After spending much of his summer relaxing, attending some baseball games and spending time with his family and friends, the Islanders forward made a trip back to Long Island – a trip he said feels like a vacation itself – to visit with the Islanders community before taking on his fourth Mini-Camp.
Martin began his visit with an autograph signing at the Islanders team store at Sunrise Mall on July 7. It was a special night for Martin, as more than 200 fans came out to show their support for the power forward. These community events with so many fans in attendance have an extra special feeling for Martin.
“It’s really important to me,” Martin said. “I’ve come a long way in my hockey career. To be honest with you, not a lot of people thought I would be here. When you see all of the support you have and all of the people that come out to see you, you realize you’ve reached your dream and you’re living it.”
The night also proved to be a success for Martin’s new player t-shirt, which was unveiled before the signing. He was thrilled to hear the shirt had sold out, but jokingly contributed it to his own wallet.
“I think they sold out because I bought half of them,” he laughed. “I got a bunch for my family and friends back home.
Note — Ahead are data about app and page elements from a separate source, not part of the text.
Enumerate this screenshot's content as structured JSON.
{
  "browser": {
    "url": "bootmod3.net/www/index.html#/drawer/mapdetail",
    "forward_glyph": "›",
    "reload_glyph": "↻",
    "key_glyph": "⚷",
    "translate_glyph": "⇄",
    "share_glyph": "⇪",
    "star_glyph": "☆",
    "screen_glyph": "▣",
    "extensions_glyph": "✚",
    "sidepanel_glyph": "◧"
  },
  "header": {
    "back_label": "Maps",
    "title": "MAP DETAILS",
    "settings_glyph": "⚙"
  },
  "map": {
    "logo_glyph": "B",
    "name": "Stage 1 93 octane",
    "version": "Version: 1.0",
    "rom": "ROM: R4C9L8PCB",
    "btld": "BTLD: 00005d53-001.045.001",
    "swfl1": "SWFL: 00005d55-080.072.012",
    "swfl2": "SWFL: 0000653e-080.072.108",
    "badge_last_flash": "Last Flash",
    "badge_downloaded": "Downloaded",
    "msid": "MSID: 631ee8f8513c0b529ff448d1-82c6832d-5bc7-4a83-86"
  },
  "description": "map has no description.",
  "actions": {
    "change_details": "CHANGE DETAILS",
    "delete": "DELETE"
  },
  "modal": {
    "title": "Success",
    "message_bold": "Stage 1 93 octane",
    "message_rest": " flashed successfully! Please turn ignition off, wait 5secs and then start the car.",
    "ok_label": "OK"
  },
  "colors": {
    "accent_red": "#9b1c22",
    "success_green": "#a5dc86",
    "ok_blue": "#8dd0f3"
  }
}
But really, it’s definitely a cool thing to get your own t-shirt, and if people bought them, that’s even better.”
|Matt Martin smiles as he signs his autograph on a practice jersey for a fan at the Islanders Team Store at Sunrise Mall in Massapequa on Thursday, July 7, 2011. |
Martin stressed the importance of giving back to the community and Islanders fans who come out and support the team, even during the off-season.
“Some people get a little distanced from these events and don’t realize what things like this mean to (the fans),” Martin said. “It means a lot to me to see the fans and see people who support me every night.”
Martin continued his tour of the Long Island community with a visit to Lawrence Woodmere Academy Summer Day Camp in Woodmere on July 8. At the camp, some kids were lucky enough to play street hockey with Martin, a game that brought out their utmost excitement when the Isles forward scored a goal.
Despite temperatures soaring into the 90s, Martin stayed and signed hundreds of autographs for campers, whose ages ranged from two to 12-years-old. The children also enjoyed several games and inflatable events that were put together by the Islanders I.C.E. Tour.
Also one of the newest fan favorites, he made a final stop in the community at Islanders Iceworks in Syosset on July 11. Martin jumped on the ice with 14 campers to help the young skaters with their techniques and then played a scrimmage.
“We did work on some different passing drills and skills, but really, I just got to know them a little bit, hung out and skated with them, which was a lot of fun,” Martin said.
Martin remembered attending camps with his own childhood hero, Ed Jovanovksi, now a member of the Florida Panthers, and how much fun he had attending camps like the one at Iceworks.
“It really wasn’t that long ago that I was a little kid,” Martin said. “There is a team in my hometown called the Windsor Spitfires (of the Ontario Hockey League) that I always went to for these kinds of things. Jovanovski had a big impact on my life. He was so great to me when I was young, so I always wanted to follow in his footsteps and be a role model to some of these kids.”
The six to 12-year-old players were all thrilled to have one of their Islanders heroes on the ice with them. Making it to the NHL is something these young players dream about, so this camp with Martin only enhanced those dreams.
“The kids were really excited, and I remember how excited I was when I was their age,” he said. “They just like to have some fun. Their dream is to play in the NHL one day, so anything you can do to push them along that way and keep them involved in sports is a good thing.”
|Matt Martin poses with the kids at Iceworks Summer Camp in Syosset on Monday, July 11, 2011. |
Martin again discussed the importance of being a positive role model, both on and off the ice.
“There are a lot of bad things these kids could be doing otherwise, so you want to keep them in the right direction and on the right track,” Martin said. “You want to help out with that and let them know that their dreams are possibilities.”
Martin, who finished his first full NHL season in 2010-11, said he knows that having a positive influence and being told to keep following a dream is something you always want to strive for.
“I was never a high prospect, so for some of these kids maybe it’s not a reality for them right now or they don’t understand,” he said. “It’s important to let them know that if you work hard everyday and stay focused, if you really want to make it, you will.”
After hundreds of autographs, photos and skating with youngsters, Martin wrapped up his community tour. Now, this week he will continue his stay on Long Island to help mentor the prospects during his fourth Islanders Mini-Camp.
“I remember my first camp and I was really nervous,” Martin said. “I still was even during the second one, but last year, I got really comfortable. This year, I just want to come in and make these new draft picks and prospects feel comfortable.”
He continued, “You just want them to understand that’s it not really about making the team out of this camp. It’s really just getting to know the city and getting to know some of the players.”
Just as he had a fun time visiting in the community, he’s looking forward to having some fun this week and helping out the prospects anyway he can.
“You just have to enjoy it,” Martin said. “You build relationships and friendships with these guys and it’s a bond that you’ll have for the rest of your life. Plus, Long Island is great. We’re going to have some fun this week.”